For Patulski, his north star in guiding his team is his vision. When he was first starting out as an agent, Patulski admitted that his vision was short-sighted while still learning the ropes. But by the time he started to grow a team, he was able to build out a long-term vision into measurable goals, like desired revenue and team objectives, which is ultimately how he determined who he would need on the team to help him make it all happen.
“When you can align yourself with the right people at the right time, it ends up taking a fleeting vision into a more certain reality,” Patulski said.
He added that it’s also important for team leaders to be able to adjust and adapt their vision with time — rather than stubbornly trying to stick with it — or else they might risk “running themselves off a cliff.”
Patulski also explained how he built his team out from a team of generalists to one of specialists. As a smaller team, one person could handle multiple roles as a generalist. But once the team started to grow and consumer demand increased, Patulski transitioned to hiring specialists to own one task at a greater volume.
Reflecting on the pandemic, Fairweather said he learned that in order to continue growing his team, he actually had to slow down and be more thoughtful about their organizational processes. He said the team had to stop and think about how to make things better, and ultimately ended up doubling down on their support roles.
“We really got to mold the perfect company because we had more time,” Fairweather said. “Slowing down helped us grow faster.”

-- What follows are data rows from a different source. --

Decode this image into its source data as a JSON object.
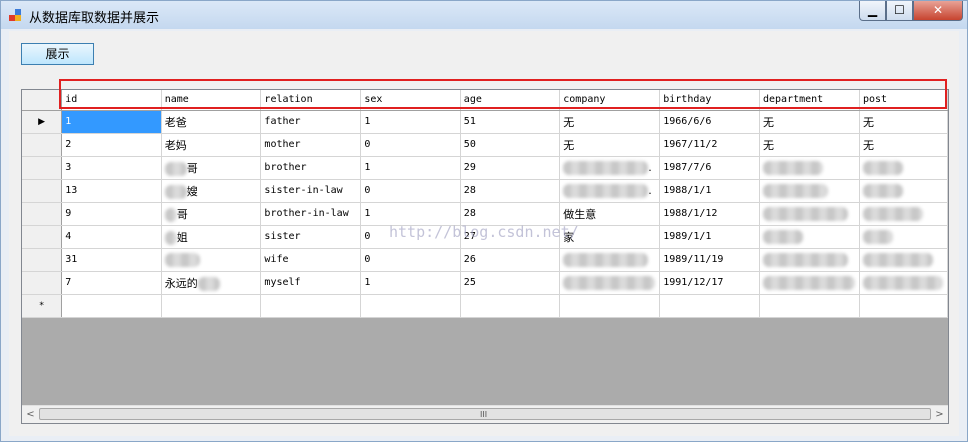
{
  "window": {
    "title": "从数据库取数据并展示",
    "minimize": "▁",
    "maximize": "☐",
    "close": "✕"
  },
  "toolbar": {
    "show_label": "展示"
  },
  "grid": {
    "columns": [
      "id",
      "name",
      "relation",
      "sex",
      "age",
      "company",
      "birthday",
      "department",
      "post"
    ],
    "rows": [
      {
        "id": "1",
        "name": "老爸",
        "relation": "father",
        "sex": "1",
        "age": "51",
        "company": "无",
        "birthday": "1966/6/6",
        "department": "无",
        "post": "无"
      },
      {
        "id": "2",
        "name": "老妈",
        "relation": "mother",
        "sex": "0",
        "age": "50",
        "company": "无",
        "birthday": "1967/11/2",
        "department": "无",
        "post": "无"
      },
      {
        "id": "3",
        "name": "哥",
        "relation": "brother",
        "sex": "1",
        "age": "29",
        "company": ".",
        "birthday": "1987/7/6",
        "department": "",
        "post": ""
      },
      {
        "id": "13",
        "name": "嫂",
        "relation": "sister-in-law",
        "sex": "0",
        "age": "28",
        "company": ".",
        "birthday": "1988/1/1",
        "department": "",
        "post": ""
      },
      {
        "id": "9",
        "name": "哥",
        "relation": "brother-in-law",
        "sex": "1",
        "age": "28",
        "company": "做生意",
        "birthday": "1988/1/12",
        "department": "",
        "post": ""
      },
      {
        "id": "4",
        "name": "姐",
        "relation": "sister",
        "sex": "0",
        "age": "27",
        "company": "家",
        "birthday": "1989/1/1",
        "department": "",
        "post": ""
      },
      {
        "id": "31",
        "name": "",
        "relation": "wife",
        "sex": "0",
        "age": "26",
        "company": "",
        "birthday": "1989/11/19",
        "department": "",
        "post": ""
      },
      {
        "id": "7",
        "name": "永远的",
        "relation": "myself",
        "sex": "1",
        "age": "25",
        "company": "",
        "birthday": "1991/12/17",
        "department": "",
        "post": ""
      }
    ],
    "current_row_marker": "▶",
    "new_row_marker": "*",
    "watermark": "http://blog.csdn.net/",
    "scroll_left": "<",
    "scroll_right": ">",
    "scroll_grip": "III"
  }
}
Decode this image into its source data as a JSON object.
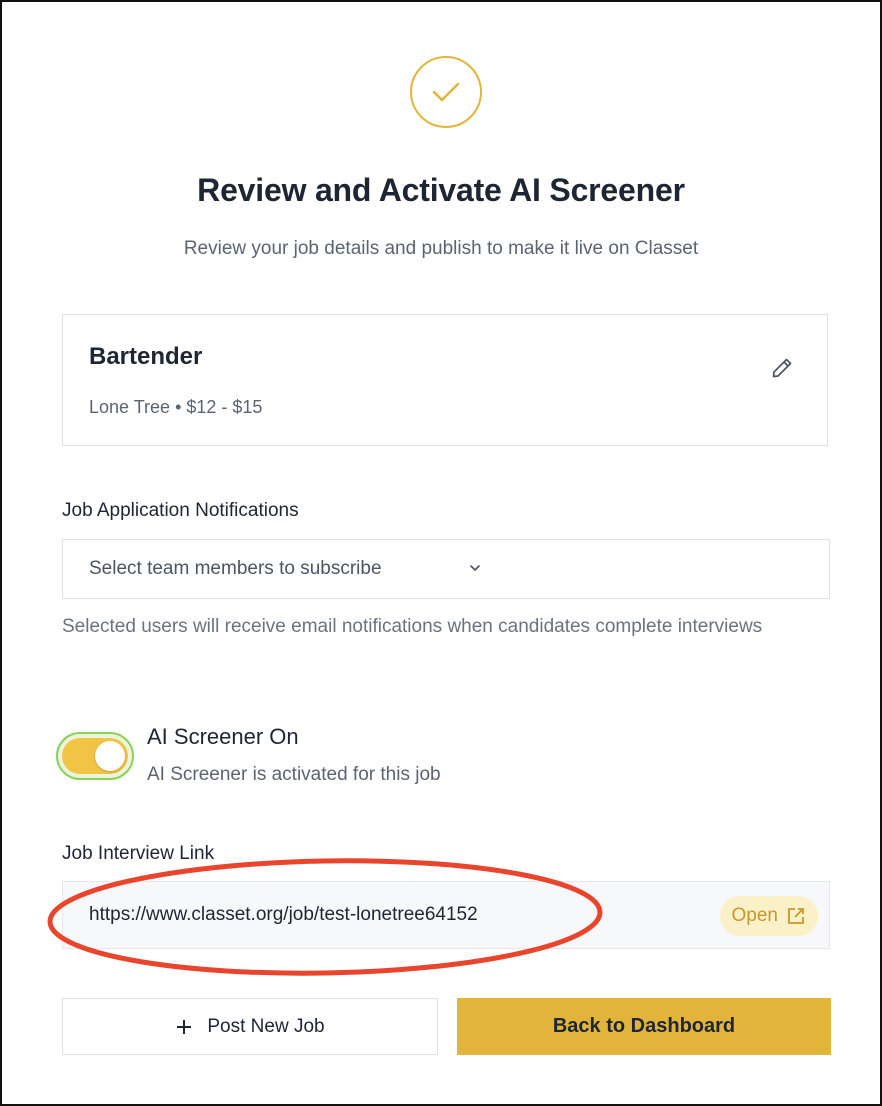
{
  "header": {
    "icon": "check-circle-icon",
    "title": "Review and Activate AI Screener",
    "subtitle": "Review your job details and publish to make it live on Classet"
  },
  "job": {
    "title": "Bartender",
    "meta": "Lone Tree • $12 - $15",
    "edit_icon": "pencil-icon"
  },
  "notifications": {
    "label": "Job Application Notifications",
    "placeholder": "Select team members to subscribe",
    "helper": "Selected users will receive email notifications when candidates complete interviews"
  },
  "screener": {
    "enabled": true,
    "title": "AI Screener On",
    "description": "AI Screener is activated for this job"
  },
  "interview_link": {
    "label": "Job Interview Link",
    "url": "https://www.classet.org/job/test-lonetree64152",
    "open_label": "Open",
    "open_icon": "external-link-icon"
  },
  "actions": {
    "post_new_label": "Post New Job",
    "post_new_icon": "plus-icon",
    "back_label": "Back to Dashboard"
  },
  "colors": {
    "accent": "#e2b53a",
    "toggle_on": "#f2c444",
    "annotation": "#e8452c"
  }
}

The pandemic “forced change,” on Patulski’s team. Although the core members of his team had always worked remotely because they were based in different offices across different states, when his remaining team members had to shift to remote work, Patulski said he realized the team was a bit disjointed, without “a cohesive culture.”
Once everyone fully transitioned into working remotely, however, it ended up unifying the team for the better. It was “one of the best things that could have happened,” Patulski said.
Patulski and Fairweather imparted a few words of advice, in closing, to those aspiring team leaders in the audience who might feel like they’re falling behind in their efforts.
“If you’re doing everything you can and you’re feeling stuck, you’re missing a relationship,” Patulski said. “Go think about who you could bring in to be able to help you.”
“Start one step at a time,” Fairweather added. “And it’s never going to be the right time … You start with one person, then it’s two, then you get to 100 or 1,000 or whatever it is. Find that one person you need, and then go from there.”